ISKANDAR Hayat is a Pakistani who had settled in the Uighur city of Kashgar. There he ran a successful garment business. His wife and three children, two daughters and one son, were all ethnic Uighurs from the area. In 2017, when Ramazan came around, Hayat decided to take a trip to Pakistan with his son. They came down from Xinjiang and crossed the border into Pakistan. They had spent three weeks in Pakistan when they received an alarming phone call from back home. His wife had been picked up by Chinese authorities and placed in one of the so-called re-education camps set up by the Chinese Communist Party. His two daughters, seven and 10 years old, had been placed in an orphanage. He begged and pleaded for more information about them, but was unable to gather any news.
As the whole world knows, there have been numerous reports of the Uighurs of Xinjiang being subjected to terrible coercion and abuse over the past several years. Drone footage shows camps built to detain hundreds of thousands of them. Recent reports using Google’s satellite imagery show that new camps are being built to house even more Uighur Muslims. Those who have been in the camps report their hands being tied together as they languish in rooms of 35 prisoners each.
One former detainee told reporters that they would be woken up at 4a.m. to listen to lectures about the Chinese Communist Party and how it cares for them. For breakfast they received hot water and a piece of bread, followed by being made to run in circles, and five hours of instruction in the Chinese language. Those who provided any resistance or did not show proper interest in being re-educated to be ‘Chinese’ instead of ‘Uighur Muslim’ were punished and even tortured. In simple terms, the camps are pure hell.
It is no wonder, then, that Sakandar Hayat was terrified that his wife had been taken away and detained in one. Unable to get information about her, he and his son made their way to the border. As soon as they got there, they were met by Chinese border guards, who arrested Hayat’s son. They told Sakandar that his son would be returned to him in a week, after he was questioned about what he did in Pakistan. He would not see him again for two more years.
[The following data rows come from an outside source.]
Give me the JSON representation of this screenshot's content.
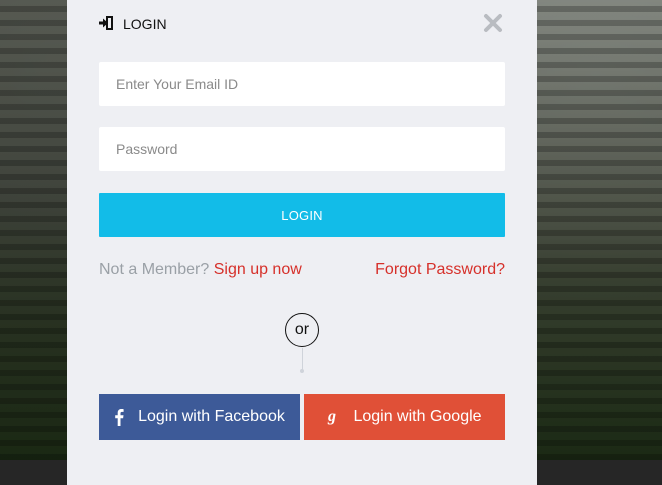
{
  "modal": {
    "title": "LOGIN",
    "email_placeholder": "Enter Your Email ID",
    "password_placeholder": "Password",
    "login_button": "LOGIN",
    "not_member_text": "Not a Member?",
    "signup_link": "Sign up now",
    "forgot_link": "Forgot Password?",
    "or_text": "or",
    "facebook_button": "Login with Facebook",
    "google_button": "Login with Google"
  },
  "icons": {
    "login": "sign-in-icon",
    "close": "close-icon",
    "facebook": "facebook-icon",
    "google": "google-icon"
  },
  "colors": {
    "accent": "#12bce8",
    "link_red": "#d6302a",
    "facebook": "#3d5a98",
    "google": "#e05037",
    "modal_bg": "#eeeff3"
  }
}
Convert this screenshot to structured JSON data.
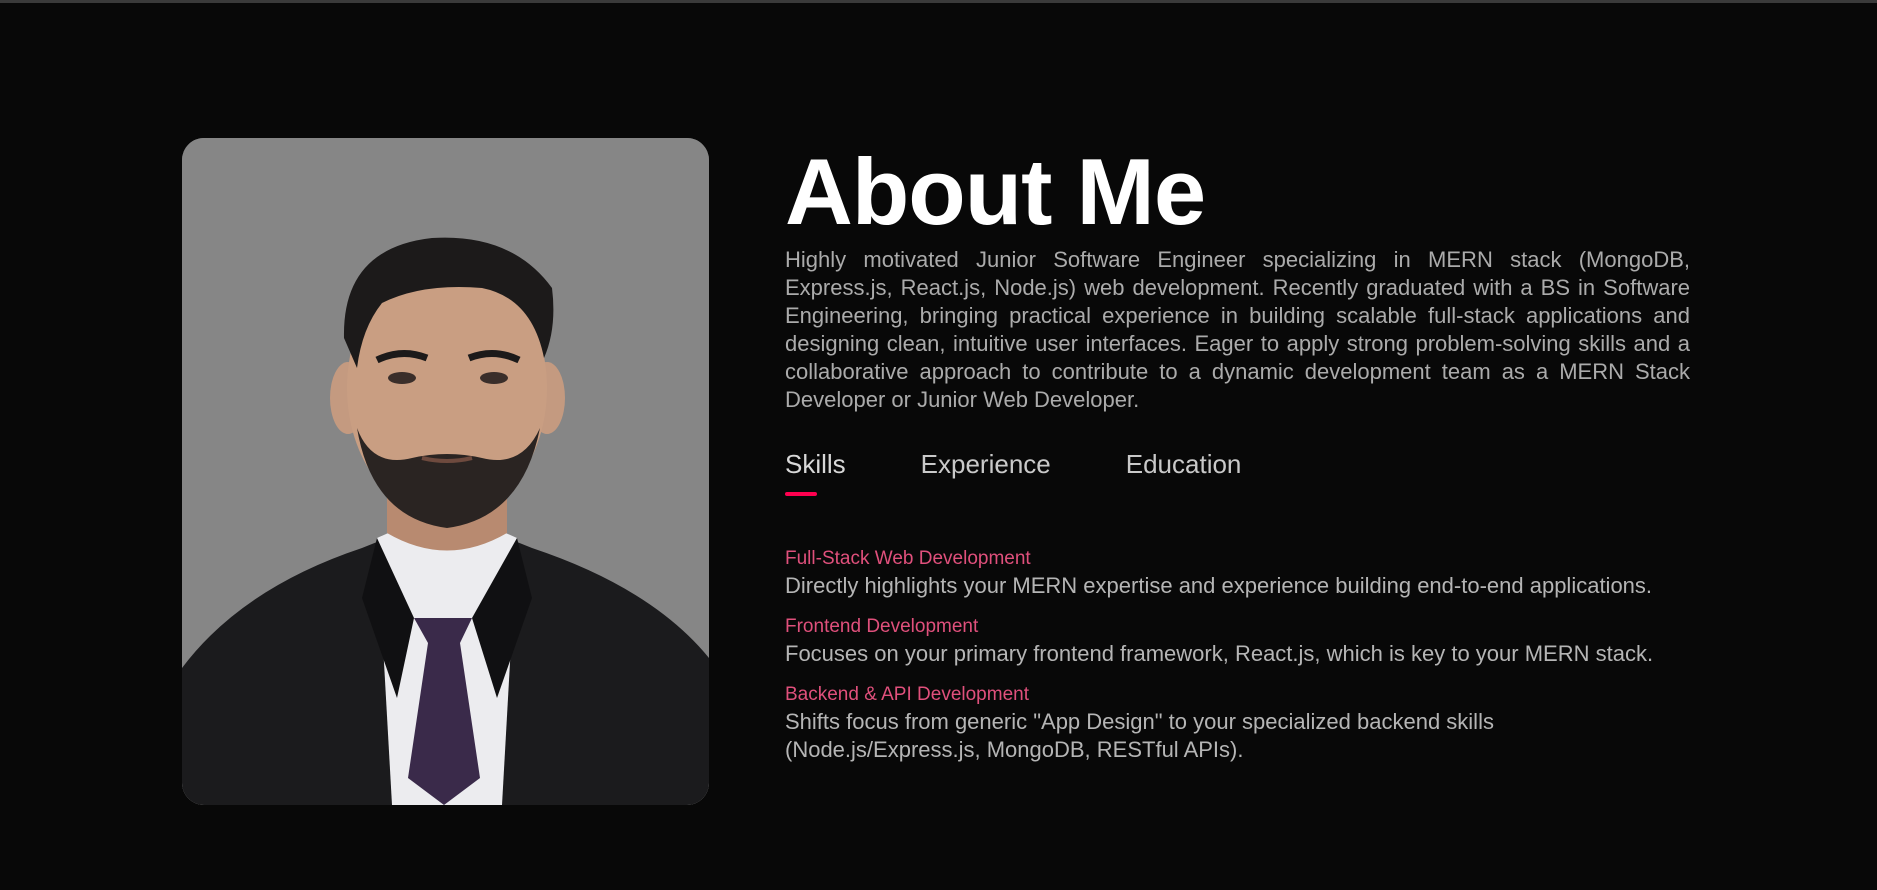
{
  "about": {
    "title": "About Me",
    "bio": "Highly motivated Junior Software Engineer specializing in MERN stack (MongoDB, Express.js, React.js, Node.js) web development. Recently graduated with a BS in Software Engineering, bringing practical experience in building scalable full-stack applications and designing clean, intuitive user interfaces. Eager to apply strong problem-solving skills and a collaborative approach to contribute to a dynamic development team as a MERN Stack Developer or Junior Web Developer.",
    "tabs": [
      {
        "label": "Skills",
        "active": true
      },
      {
        "label": "Experience",
        "active": false
      },
      {
        "label": "Education",
        "active": false
      }
    ],
    "skills": [
      {
        "title": "Full-Stack Web Development",
        "desc": "Directly highlights your MERN expertise and experience building end-to-end applications."
      },
      {
        "title": "Frontend Development",
        "desc": "Focuses on your primary frontend framework, React.js, which is key to your MERN stack."
      },
      {
        "title": "Backend & API Development",
        "desc": "Shifts focus from generic \"App Design\" to your specialized backend skills (Node.js/Express.js, MongoDB, RESTful APIs)."
      }
    ]
  },
  "colors": {
    "background": "#080808",
    "accent": "#ff004f",
    "skill_title": "#e0507c",
    "body_text": "#ababab",
    "photo_bg": "#868686"
  }
}
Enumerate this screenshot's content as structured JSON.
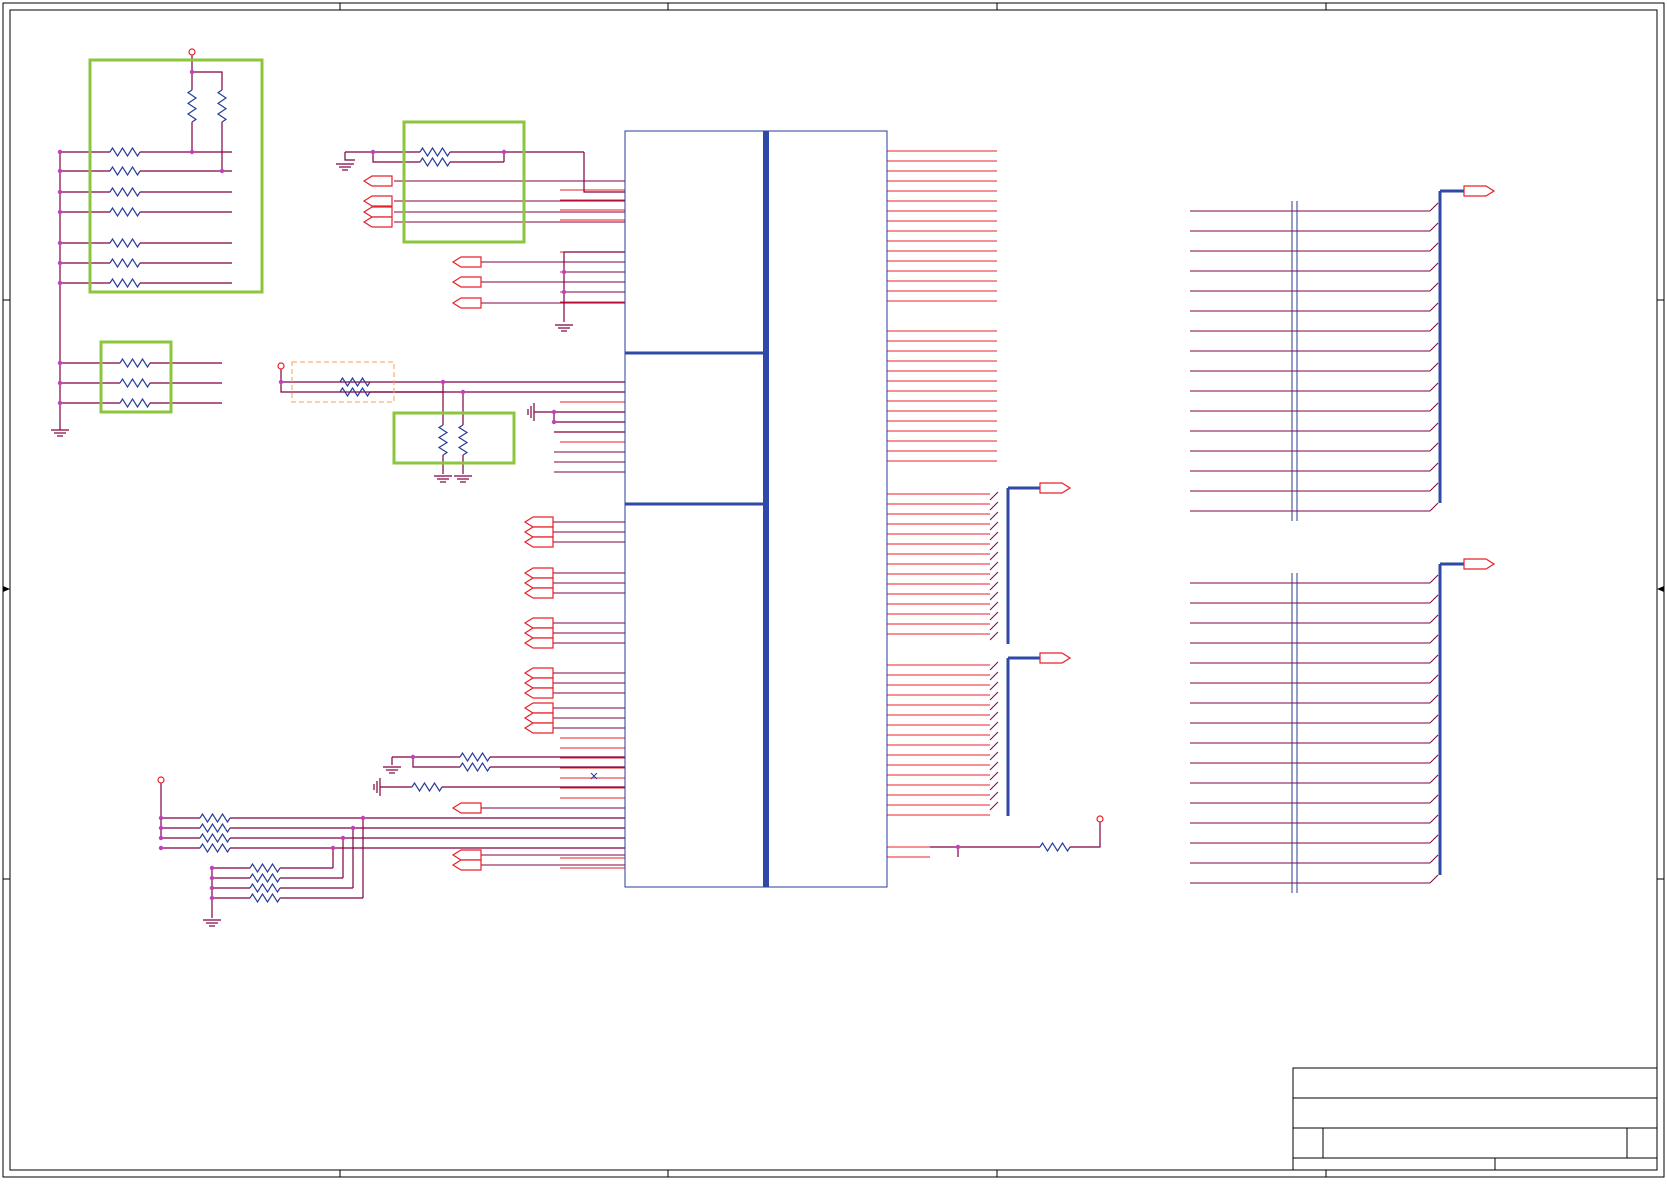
{
  "colors": {
    "wire": "#800040",
    "pin": "#e8202a",
    "component": "#2a3d9a",
    "bus": "#2e4aa6",
    "junction": "#c040c0",
    "highlight": "#8cc63f",
    "optional": "#f0a060",
    "frame": "#000000"
  },
  "diagram": {
    "title_block": {
      "title": "",
      "sheet": "",
      "rev": ""
    }
  }
}
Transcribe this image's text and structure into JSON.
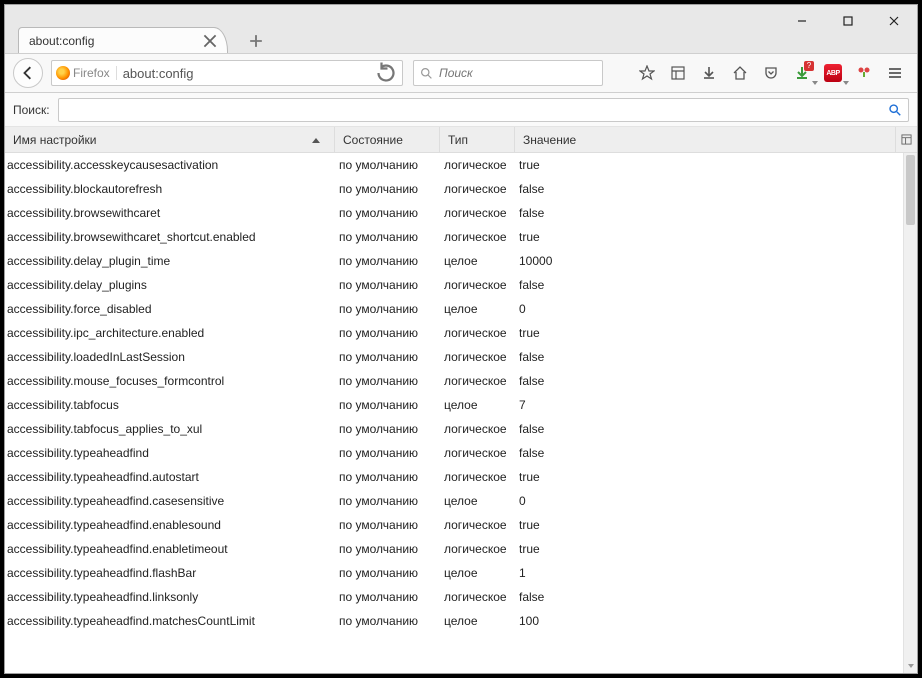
{
  "window": {
    "tab_title": "about:config",
    "identity_label": "Firefox",
    "url": "about:config",
    "search_placeholder": "Поиск"
  },
  "icons": {
    "download_badge": "?",
    "abp_label": "ABP"
  },
  "page": {
    "search_label": "Поиск:",
    "search_value": ""
  },
  "columns": {
    "name": "Имя настройки",
    "state": "Состояние",
    "type": "Тип",
    "value": "Значение"
  },
  "strings": {
    "default": "по умолчанию",
    "bool": "логическое",
    "int": "целое"
  },
  "prefs": [
    {
      "name": "accessibility.accesskeycausesactivation",
      "state": "default",
      "type": "bool",
      "value": "true"
    },
    {
      "name": "accessibility.blockautorefresh",
      "state": "default",
      "type": "bool",
      "value": "false"
    },
    {
      "name": "accessibility.browsewithcaret",
      "state": "default",
      "type": "bool",
      "value": "false"
    },
    {
      "name": "accessibility.browsewithcaret_shortcut.enabled",
      "state": "default",
      "type": "bool",
      "value": "true"
    },
    {
      "name": "accessibility.delay_plugin_time",
      "state": "default",
      "type": "int",
      "value": "10000"
    },
    {
      "name": "accessibility.delay_plugins",
      "state": "default",
      "type": "bool",
      "value": "false"
    },
    {
      "name": "accessibility.force_disabled",
      "state": "default",
      "type": "int",
      "value": "0"
    },
    {
      "name": "accessibility.ipc_architecture.enabled",
      "state": "default",
      "type": "bool",
      "value": "true"
    },
    {
      "name": "accessibility.loadedInLastSession",
      "state": "default",
      "type": "bool",
      "value": "false"
    },
    {
      "name": "accessibility.mouse_focuses_formcontrol",
      "state": "default",
      "type": "bool",
      "value": "false"
    },
    {
      "name": "accessibility.tabfocus",
      "state": "default",
      "type": "int",
      "value": "7"
    },
    {
      "name": "accessibility.tabfocus_applies_to_xul",
      "state": "default",
      "type": "bool",
      "value": "false"
    },
    {
      "name": "accessibility.typeaheadfind",
      "state": "default",
      "type": "bool",
      "value": "false"
    },
    {
      "name": "accessibility.typeaheadfind.autostart",
      "state": "default",
      "type": "bool",
      "value": "true"
    },
    {
      "name": "accessibility.typeaheadfind.casesensitive",
      "state": "default",
      "type": "int",
      "value": "0"
    },
    {
      "name": "accessibility.typeaheadfind.enablesound",
      "state": "default",
      "type": "bool",
      "value": "true"
    },
    {
      "name": "accessibility.typeaheadfind.enabletimeout",
      "state": "default",
      "type": "bool",
      "value": "true"
    },
    {
      "name": "accessibility.typeaheadfind.flashBar",
      "state": "default",
      "type": "int",
      "value": "1"
    },
    {
      "name": "accessibility.typeaheadfind.linksonly",
      "state": "default",
      "type": "bool",
      "value": "false"
    },
    {
      "name": "accessibility.typeaheadfind.matchesCountLimit",
      "state": "default",
      "type": "int",
      "value": "100"
    }
  ]
}
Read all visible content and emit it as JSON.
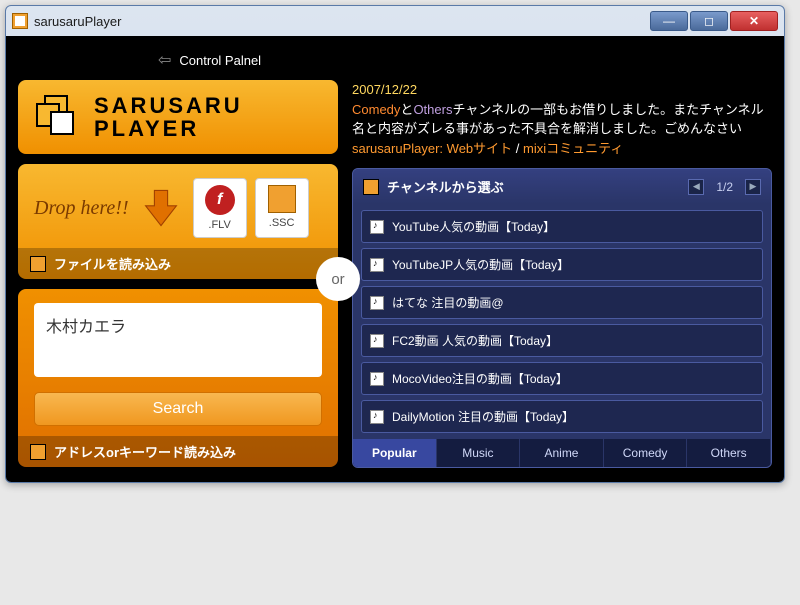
{
  "titlebar": {
    "title": "sarusaruPlayer"
  },
  "controlPanel": {
    "label": "Control Palnel"
  },
  "logo": {
    "line1": "SARUSARU",
    "line2": "PLAYER"
  },
  "drop": {
    "label": "Drop here!!",
    "flv": ".FLV",
    "ssc": ".SSC",
    "section": "ファイルを読み込み"
  },
  "or": "or",
  "search": {
    "value": "木村カエラ",
    "button": "Search",
    "section": "アドレスorキーワード読み込み"
  },
  "news": {
    "date": "2007/12/22",
    "hl1": "Comedy",
    "mid1": "と",
    "hl2": "Others",
    "body": "チャンネルの一部もお借りしました。またチャンネル名と内容がズレる事があった不具合を解消しました。ごめんなさい",
    "linkPrefix": "sarusaruPlayer:",
    "link1": "Webサイト",
    "sep": " / ",
    "link2": "mixiコミュニティ"
  },
  "channels": {
    "header": "チャンネルから選ぶ",
    "page": "1/2",
    "items": [
      {
        "label": "YouTube人気の動画【Today】"
      },
      {
        "label": "YouTubeJP人気の動画【Today】"
      },
      {
        "label": "はてな 注目の動画@"
      },
      {
        "label": "FC2動画 人気の動画【Today】"
      },
      {
        "label": "MocoVideo注目の動画【Today】"
      },
      {
        "label": "DailyMotion 注目の動画【Today】"
      }
    ]
  },
  "tabs": {
    "items": [
      {
        "label": "Popular",
        "active": true
      },
      {
        "label": "Music"
      },
      {
        "label": "Anime"
      },
      {
        "label": "Comedy"
      },
      {
        "label": "Others"
      }
    ]
  }
}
They had spent three weeks in Pakistan when they received an alarming phone call from back home.
Sakandar’s story is not the only one. In their feature on Hayat’s case, the Los Angeles Times also detailed the cases of several more Pakistani men married to Uighur women who have faced similar problems. In the case of one, he was only allowed out of the camp himself if he promised to be an informant. Others talk of similar oppressive measures and a feeling of complete helplessness before the Chinese authorities.
Mohammed Umer Khan, a Pakistani Uighur whose family moved to Rawalpindi in 1967 to flee oppression by the Chinese government, has faced problems despite the fact that he lives in Pakistan. Using funds from the Umer Uyghur Trust set up by his family, Umer was running a small school outside Rawalpindi. The school, which was first set up in 2010, intended to promote the Uighur language and culture among those Uighurs living in Pakistan. Not long after, he received a visit from law enforcement officers who told him to close the school and accused him of “harming Pakistan-China relations”. When he did not agree to their demands, he said they came back and destroyed it. In 2015, he tried to reopen the school, but it had to be shut down again after a month, allegedly owing to harassment by Pakistani authorities. In 2017, he spent several days in detention.
Pakistani and Chinese authorities also appear to be cooperating with each other in terms of collecting information about when ethnic Uighurs visit Pakistan. A recent rule requires them to register themselves and their family members with an organisation funded by the Chinese Embassy, which Umer fears would be used to monitor them. The onus behind all of this is no mystery: Pakistan is an indebted country and quickly becoming a vassal state to China. If China believes that Uighurs must abandon their culture and faith in order to ‘assimilate’ as Chinese, then so too does Pakistan. This is true to such an extent that, last year, Pakistan joined 36 other countries in signing a letter supporting China’s policies in Xinjiang.
The future for Pakistanis married to Uighurs appears terribly bleak. Pakistan’s authorities appear to believe they cannot (as they should) negotiate on their behalf. In the case of Sakandar Hayat, this meant he had to wait two years to get a visa to return to Kashgar. When he went, he found a wife who now remained silent, as if all the life had been drained from her owing to what she had endured in the camp. Hayat’s son still has to live in the camp, except for two days when he works for a Chinese telecommunication company on a labour contract that he had to sign. Sometimes he receives payment for his work, at other times he does not.
There is give and take in every relationship. While Pakistan does not have much leverage over China, it does have a close relationship with the country. This close relationship is not enough to thwart what appears to be a decades-long master plan to change the cultural, religious and demographic characteristics of Xinjiang. It could however, be just enough to at least ensure that Pakistani Uighurs and Pakistanis living in Xinjiang are safe and able to travel back and forth without fear that they or their family members will be forced into a camp. The request may not be fulfilled by imperious and super-powerful China, but it is one that Pakistan’s government should make.
The writer is an attorney teaching constitutional law and political philosophy.